Because Becca writes a weekly column for this paper, her perspective on important issues and her sense of humor are already well-known to many in southern Vermont and beyond. Her font of knowledge is broad and deep, and she is willing to really dig to research an issue with which she is not familiar. She will not hedge her bets for the sake of political gain. It’s not in her character. I know that she will listen carefully to constituents from many walks of life, think creatively and compassionately, and work to craft solutions that are fair and far-reaching. She will give constituents the attention they deserve in Montpelier.

Nancy Detra,

Brattleboro, June 18

Foolish walker?
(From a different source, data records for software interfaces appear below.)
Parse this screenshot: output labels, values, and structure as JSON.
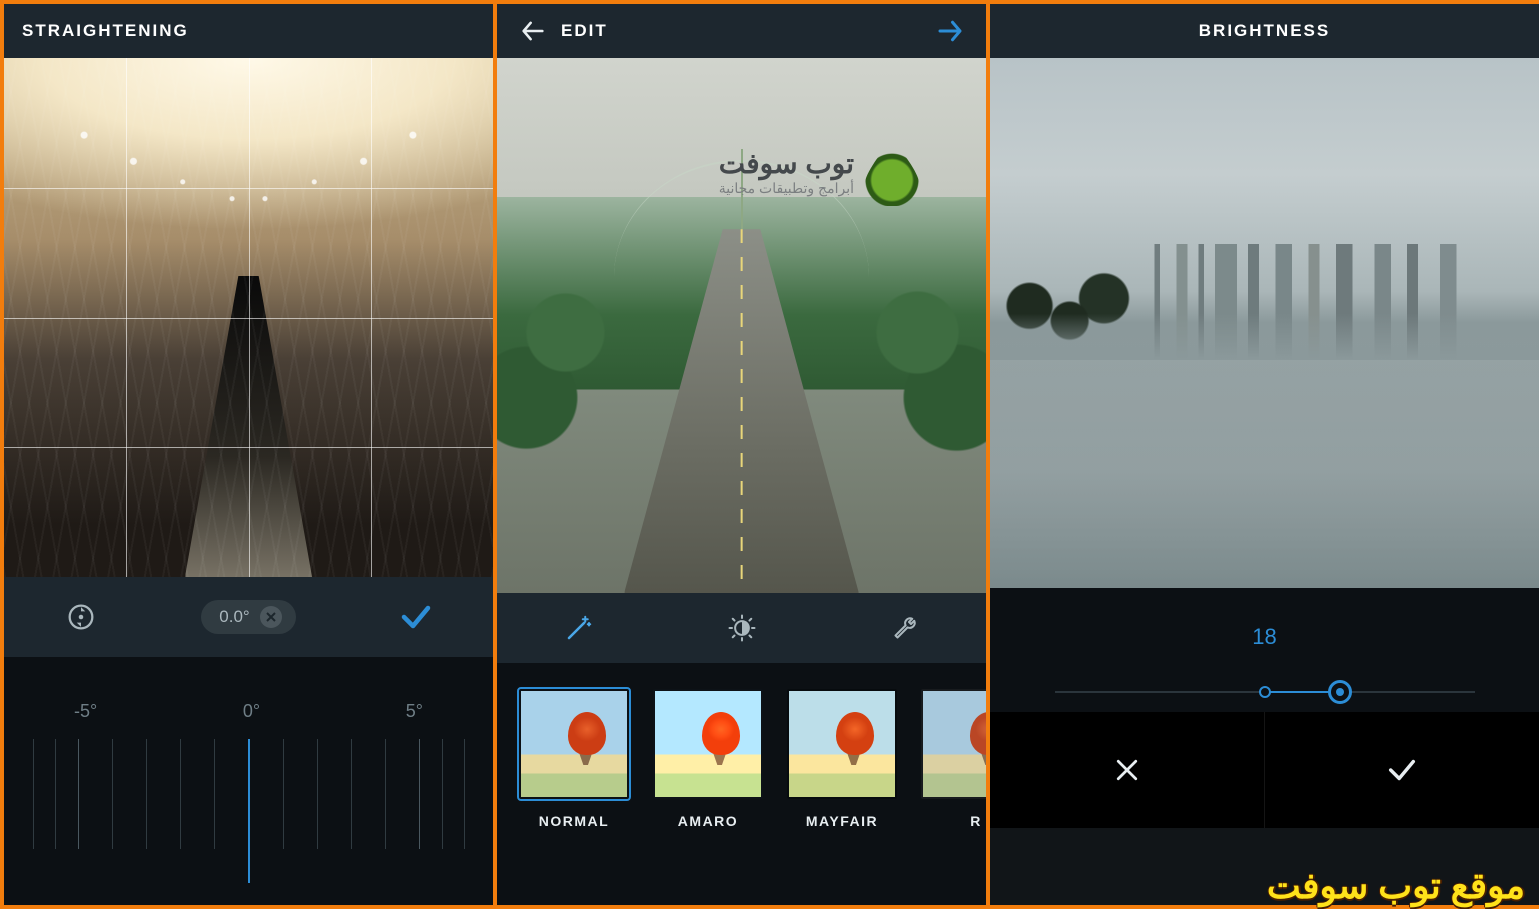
{
  "screen1": {
    "title": "STRAIGHTENING",
    "angle_value": "0.0°",
    "ruler_labels": {
      "left": "-5°",
      "center": "0°",
      "right": "5°"
    },
    "icons": {
      "rotate": "rotate-icon",
      "accept": "check-icon",
      "clear": "x-icon"
    }
  },
  "screen2": {
    "title": "EDIT",
    "tools": [
      {
        "name": "magic-wand-icon",
        "active": true
      },
      {
        "name": "brightness-contrast-icon",
        "active": false
      },
      {
        "name": "wrench-icon",
        "active": false
      }
    ],
    "filters": [
      {
        "label": "NORMAL",
        "variant": "normal",
        "selected": true
      },
      {
        "label": "AMARO",
        "variant": "amaro",
        "selected": false
      },
      {
        "label": "MAYFAIR",
        "variant": "mayfair",
        "selected": false
      },
      {
        "label": "R",
        "variant": "ri",
        "selected": false
      }
    ],
    "watermark": {
      "line1": "توب سوفت",
      "line2": "أبرامج وتطبيقات مجانية"
    }
  },
  "screen3": {
    "title": "BRIGHTNESS",
    "value": "18",
    "slider": {
      "origin_pct": 50,
      "knob_pct": 68
    },
    "actions": {
      "cancel": "close-icon",
      "accept": "check-icon"
    }
  },
  "footer_watermark": "موقع توب سوفت",
  "colors": {
    "accent": "#2c8dd6",
    "frame": "#f27d0d",
    "bar": "#1d272f"
  }
}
Editor of the Reformer:

This is an open letter to the fool I passed this morning as she was walking down Maple Street around 6 a.m.

I call you a fool advisedly, because what you have been doing (I saw you twice) is one of the most foolish things anyone could do. Rather than use the sidewalk the town has provided on Maple Street, you have chosen to walk on the street. OK that’s fine, but why do you insist on walking on the right side of the road where you may not see a vehicle coming up from behind? This could be particularly dangerous when you get to the place where Maple turns south. People fly around that corner on a regular basis. If you should be in that curve, you run a significant risk of being hurt and possibly killed.

Now, you may not think much of your own life, but imagine the poor soul who, one day, does hit you. He or she will have to live with that the rest of their lives trying to forget a horrible accident that was not their fault. That’s just not right.

Bob Fagelson,

Brattleboro, June 19


If you'd like to leave a comment (or a tip or a question) about this story with the editors, please email us. We also welcome letters to the editor for publication; you can do that by filling out our letters form and submitting it to the newsroom.

Powered by Creative Circle Media Solutions